--- Dataset excerpts ---
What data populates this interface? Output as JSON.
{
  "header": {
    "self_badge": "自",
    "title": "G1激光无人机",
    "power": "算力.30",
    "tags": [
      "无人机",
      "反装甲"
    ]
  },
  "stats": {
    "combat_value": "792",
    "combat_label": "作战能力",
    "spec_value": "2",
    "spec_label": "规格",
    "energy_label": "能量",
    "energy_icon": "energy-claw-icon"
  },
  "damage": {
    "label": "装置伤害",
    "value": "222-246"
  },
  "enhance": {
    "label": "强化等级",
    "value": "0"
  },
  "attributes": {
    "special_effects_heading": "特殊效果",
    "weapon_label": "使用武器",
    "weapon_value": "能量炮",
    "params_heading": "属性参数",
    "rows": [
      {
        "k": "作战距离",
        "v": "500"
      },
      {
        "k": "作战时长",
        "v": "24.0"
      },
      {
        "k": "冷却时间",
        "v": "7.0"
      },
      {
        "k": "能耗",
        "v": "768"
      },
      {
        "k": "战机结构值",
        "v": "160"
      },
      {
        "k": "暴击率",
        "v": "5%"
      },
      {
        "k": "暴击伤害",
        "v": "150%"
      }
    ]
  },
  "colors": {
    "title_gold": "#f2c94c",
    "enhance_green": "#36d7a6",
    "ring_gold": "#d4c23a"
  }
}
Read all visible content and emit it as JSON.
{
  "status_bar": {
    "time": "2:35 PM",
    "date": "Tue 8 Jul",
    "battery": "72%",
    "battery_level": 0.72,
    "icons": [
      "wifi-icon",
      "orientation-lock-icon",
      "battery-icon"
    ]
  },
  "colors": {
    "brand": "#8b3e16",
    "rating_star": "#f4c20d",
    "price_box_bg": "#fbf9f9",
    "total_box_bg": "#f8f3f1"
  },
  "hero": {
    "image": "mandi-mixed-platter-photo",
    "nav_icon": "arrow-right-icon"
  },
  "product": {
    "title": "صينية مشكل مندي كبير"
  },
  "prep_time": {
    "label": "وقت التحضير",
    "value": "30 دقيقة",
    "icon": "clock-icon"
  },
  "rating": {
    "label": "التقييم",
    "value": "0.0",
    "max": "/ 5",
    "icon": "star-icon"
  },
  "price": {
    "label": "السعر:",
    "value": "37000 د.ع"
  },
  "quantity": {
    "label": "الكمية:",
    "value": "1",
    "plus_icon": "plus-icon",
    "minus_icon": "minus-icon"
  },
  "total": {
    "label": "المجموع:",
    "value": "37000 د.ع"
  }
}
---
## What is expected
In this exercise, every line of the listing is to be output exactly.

## Answer box
What data populates this interface? Output as JSON.
{
  "header": {
    "self_badge": "自",
    "title": "G1激光无人机",
    "power": "算力.30",
    "tags": [
      "无人机",
      "反装甲"
    ]
  },
  "stats": {
    "combat_value": "792",
    "combat_label": "作战能力",
    "spec_value": "2",
    "spec_label": "规格",
    "energy_label": "能量",
    "energy_icon": "energy-claw-icon"
  },
  "damage": {
    "label": "装置伤害",
    "value": "222-246"
  },
  "enhance": {
    "label": "强化等级",
    "value": "0"
  },
  "attributes": {
    "special_effects_heading": "特殊效果",
    "weapon_label": "使用武器",
    "weapon_value": "能量炮",
    "params_heading": "属性参数",
    "rows": [
      {
        "k": "作战距离",
        "v": "500"
      },
      {
        "k": "作战时长",
        "v": "24.0"
      },
      {
        "k": "冷却时间",
        "v": "7.0"
      },
      {
        "k": "能耗",
        "v": "768"
      },
      {
        "k": "战机结构值",
        "v": "160"
      },
      {
        "k": "暴击率",
        "v": "5%"
      },
      {
        "k": "暴击伤害",
        "v": "150%"
      }
    ]
  },
  "colors": {
    "title_gold": "#f2c94c",
    "enhance_green": "#36d7a6",
    "ring_gold": "#d4c23a"
  }
}
Read all visible content and emit it as JSON.
{
  "status_bar": {
    "time": "2:35 PM",
    "date": "Tue 8 Jul",
    "battery": "72%",
    "battery_level": 0.72,
    "icons": [
      "wifi-icon",
      "orientation-lock-icon",
      "battery-icon"
    ]
  },
  "colors": {
    "brand": "#8b3e16",
    "rating_star": "#f4c20d",
    "price_box_bg": "#fbf9f9",
    "total_box_bg": "#f8f3f1"
  },
  "hero": {
    "image": "mandi-mixed-platter-photo",
    "nav_icon": "arrow-right-icon"
  },
  "product": {
    "title": "صينية مشكل مندي كبير"
  },
  "prep_time": {
    "label": "وقت التحضير",
    "value": "30 دقيقة",
    "icon": "clock-icon"
  },
  "rating": {
    "label": "التقييم",
    "value": "0.0",
    "max": "/ 5",
    "icon": "star-icon"
  },
  "price": {
    "label": "السعر:",
    "value": "37000 د.ع"
  },
  "quantity": {
    "label": "الكمية:",
    "value": "1",
    "plus_icon": "plus-icon",
    "minus_icon": "minus-icon"
  },
  "total": {
    "label": "المجموع:",
    "value": "37000 د.ع"
  }
}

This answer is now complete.